Traditional portfolio management is based on the premise that you allocate to stocks for growth and bonds for stability. Bonds earn their place in a portfolio by providing valuable diversification benefits as they typically counteract stock market losses during bear markets. Bonds can act as both a source of dry powder when stocks are falling and as an emotional hedge for those investors who either aren’t willing or don’t need to take a large amount of equity risk.
At current interest rate levels many investors are beginning to question this dynamic. The new question then becomes: what happens to stocks when bonds lose money for investors? Investors don’t usually think about the relationship this way, but it can also makes sense to understand if stocks diversify bonds when things go wrong in fixed income land.
Using data on the S&P 500 and 10 Year U.S. Treasuries from 1928-2015, I looked back at every calendar year that bonds showed an annual loss along with the corresponding stock market performance. Here are those results:
Over 88 years there were 16 annual losses in bonds. In just 3 of those years stocks were also down. So more than 80% of the time when bonds have shown a loss stocks have been up. And on average stocks have provided a nice spread over bonds when they have fallen.
You can also see that the average annual loss from bonds has been relatively tiny. A bad year in bonds can be a bad day or week in stocks. What this tells us is that interest rate risk has not been the biggest risk to owning bonds in the past. The biggest risk has been inflation eroding your purchasing power.
So I also took a look at real returns on both stocks and bonds over this same time frame to see how many losses there were after accounting for inflation:
After inflation bonds have actually lost money 37 out of 88 years or roughly 40% of the time. In those 37 years stocks were down 12 times. That means real stock returns were positive almost 70% of the time when real bond returns were negative.
These are just annual returns so I think it can also make sense to see what happens over an entire bond bear market cycle. However, the sample size for this is quite small considering bonds have basically been in an unrelenting bond bull market since the early 1980s.
But from 1950-1981 bonds did in fact experience a brutal bear market. Again, this was because of inflation and not just rising rates. Nominally 10 Year Treasuries were up almost 3% per year, but real returns were down almost 1% per year, a loss in purchasing power of more than 40% in total. In that same period stocks were up over 500% after accounting for inflation.

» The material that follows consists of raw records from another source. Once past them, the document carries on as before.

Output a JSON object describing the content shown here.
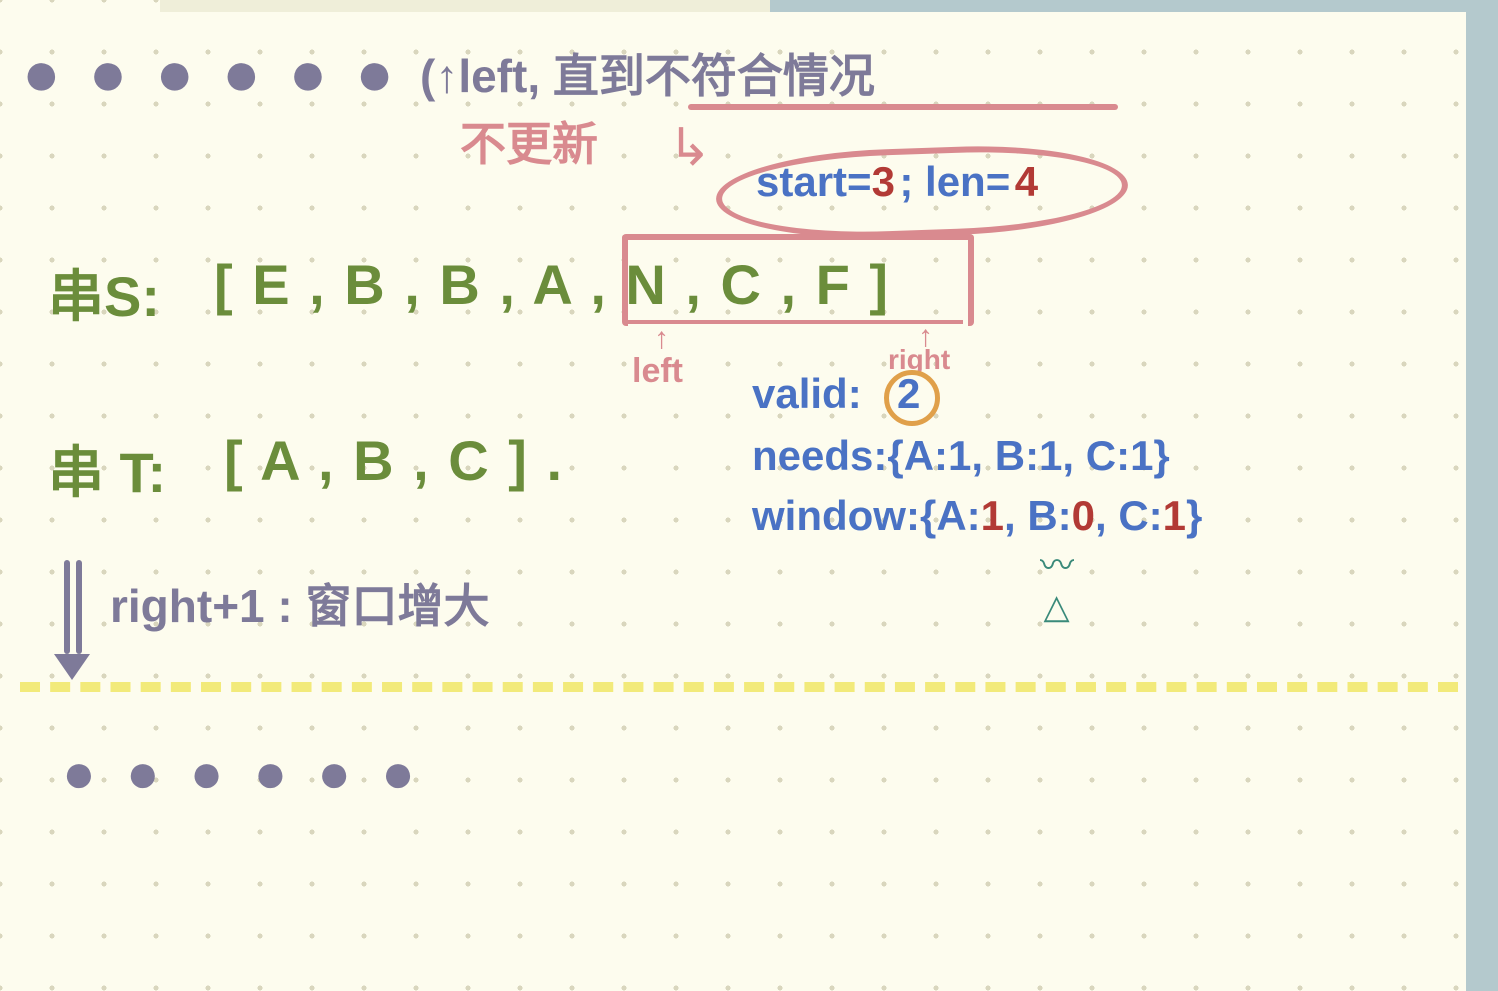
{
  "top_note": "(↑left, 直到不符合情况",
  "no_update_label": "不更新",
  "arrow_hook": "↳",
  "result": {
    "start_label": "start=",
    "start_value": "3",
    "sep": "; len=",
    "len_value": "4"
  },
  "s_label": "串S:",
  "s_array": "[ E ,  B ,  B ,  A ,  N ,  C ,  F ]",
  "s_items": [
    "E",
    "B",
    "B",
    "A",
    "N",
    "C",
    "F"
  ],
  "left_marker": "left",
  "right_marker": "right",
  "t_label": "串 T:",
  "t_array": "[ A ,  B ,  C ] .",
  "t_items": [
    "A",
    "B",
    "C"
  ],
  "valid_label": "valid:",
  "valid_value": "2",
  "needs_label": "needs:",
  "needs_body": "{A:1, B:1, C:1}",
  "window_label": "window:",
  "window_body_prefix": "{A:",
  "window_a": "1",
  "window_mid1": ", B:",
  "window_b": "0",
  "window_mid2": ", C:",
  "window_c": "1",
  "window_body_suffix": "}",
  "step_label": "right+1 : 窗口增大",
  "dots": "● ● ● ● ● ●"
}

Based on these numbers it does appear that stocks have diversified bond risk in the past. Many investors are concerned that stocks and bonds in the U.S. are both priced too high at the moment and that each could experience difficult times ahead. For that to happen over an extended period of time my guess is that we would need to see higher than expected inflation kick in.
August 14, 2016
By Ben Carlson